▶ Source information
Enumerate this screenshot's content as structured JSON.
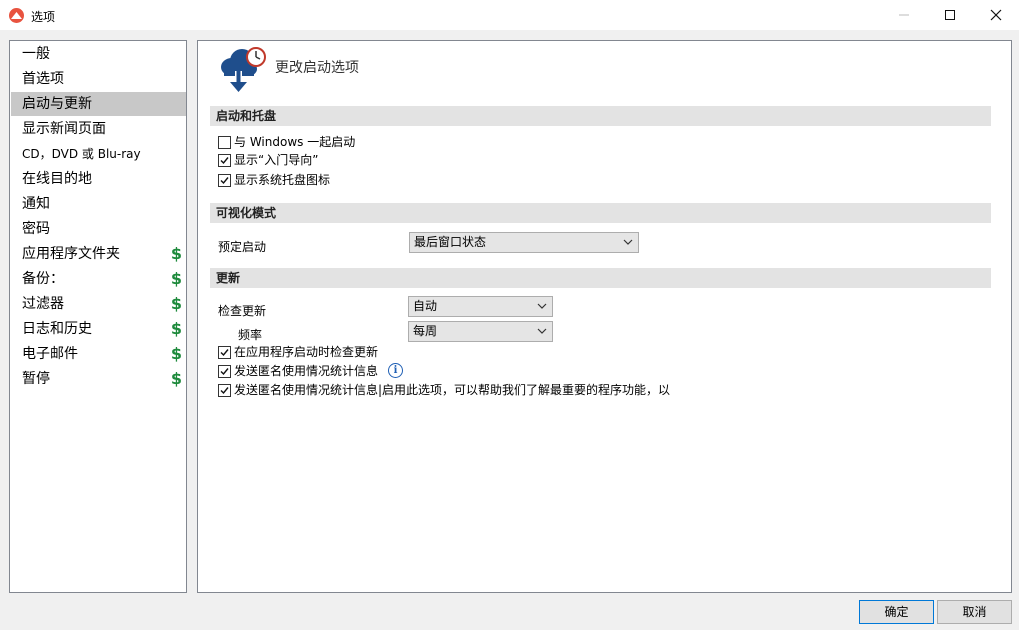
{
  "window": {
    "title": "选项"
  },
  "nav": {
    "items": [
      {
        "label": "一般",
        "paid": false
      },
      {
        "label": "首选项",
        "paid": false
      },
      {
        "label": "启动与更新",
        "paid": false,
        "selected": true
      },
      {
        "label": "显示新闻页面",
        "paid": false
      },
      {
        "label": "CD，DVD 或 Blu-ray",
        "paid": false
      },
      {
        "label": "在线目的地",
        "paid": false
      },
      {
        "label": "通知",
        "paid": false
      },
      {
        "label": "密码",
        "paid": false
      },
      {
        "label": "应用程序文件夹",
        "paid": true
      },
      {
        "label": "备份：",
        "paid": true
      },
      {
        "label": "过滤器",
        "paid": true
      },
      {
        "label": "日志和历史",
        "paid": true
      },
      {
        "label": "电子邮件",
        "paid": true
      },
      {
        "label": "暂停",
        "paid": true
      }
    ],
    "paid_symbol": "$",
    "paid_color": "#1e8a3c"
  },
  "panel": {
    "header_title": "更改启动选项",
    "startup_section": {
      "title": "启动和托盘",
      "options": [
        {
          "label": "与 Windows 一起启动",
          "checked": false
        },
        {
          "label": "显示“入门导向”",
          "checked": true
        },
        {
          "label": "显示系统托盘图标",
          "checked": true
        }
      ]
    },
    "visual_section": {
      "title": "可视化模式",
      "default_start_label": "预定启动",
      "default_start_value": "最后窗口状态"
    },
    "update_section": {
      "title": "更新",
      "check_label": "检查更新",
      "check_value": "自动",
      "frequency_label": "频率",
      "frequency_value": "每周",
      "options": [
        {
          "label": "在应用程序启动时检查更新",
          "checked": true
        },
        {
          "label": "发送匿名使用情况统计信息",
          "checked": true
        },
        {
          "label": "发送匿名使用情况统计信息|启用此选项，可以帮助我们了解最重要的程序功能，以",
          "checked": true
        }
      ],
      "info_glyph": "i"
    }
  },
  "buttons": {
    "ok": "确定",
    "cancel": "取消"
  }
}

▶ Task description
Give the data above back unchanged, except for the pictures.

▶ Task answer
Enumerate this screenshot's content as structured JSON.
{
  "window": {
    "title": "选项"
  },
  "nav": {
    "items": [
      {
        "label": "一般",
        "paid": false
      },
      {
        "label": "首选项",
        "paid": false
      },
      {
        "label": "启动与更新",
        "paid": false,
        "selected": true
      },
      {
        "label": "显示新闻页面",
        "paid": false
      },
      {
        "label": "CD，DVD 或 Blu-ray",
        "paid": false
      },
      {
        "label": "在线目的地",
        "paid": false
      },
      {
        "label": "通知",
        "paid": false
      },
      {
        "label": "密码",
        "paid": false
      },
      {
        "label": "应用程序文件夹",
        "paid": true
      },
      {
        "label": "备份：",
        "paid": true
      },
      {
        "label": "过滤器",
        "paid": true
      },
      {
        "label": "日志和历史",
        "paid": true
      },
      {
        "label": "电子邮件",
        "paid": true
      },
      {
        "label": "暂停",
        "paid": true
      }
    ],
    "paid_symbol": "$",
    "paid_color": "#1e8a3c"
  },
  "panel": {
    "header_title": "更改启动选项",
    "startup_section": {
      "title": "启动和托盘",
      "options": [
        {
          "label": "与 Windows 一起启动",
          "checked": false
        },
        {
          "label": "显示“入门导向”",
          "checked": true
        },
        {
          "label": "显示系统托盘图标",
          "checked": true
        }
      ]
    },
    "visual_section": {
      "title": "可视化模式",
      "default_start_label": "预定启动",
      "default_start_value": "最后窗口状态"
    },
    "update_section": {
      "title": "更新",
      "check_label": "检查更新",
      "check_value": "自动",
      "frequency_label": "频率",
      "frequency_value": "每周",
      "options": [
        {
          "label": "在应用程序启动时检查更新",
          "checked": true
        },
        {
          "label": "发送匿名使用情况统计信息",
          "checked": true
        },
        {
          "label": "发送匿名使用情况统计信息|启用此选项，可以帮助我们了解最重要的程序功能，以",
          "checked": true
        }
      ],
      "info_glyph": "i"
    }
  },
  "buttons": {
    "ok": "确定",
    "cancel": "取消"
  }
}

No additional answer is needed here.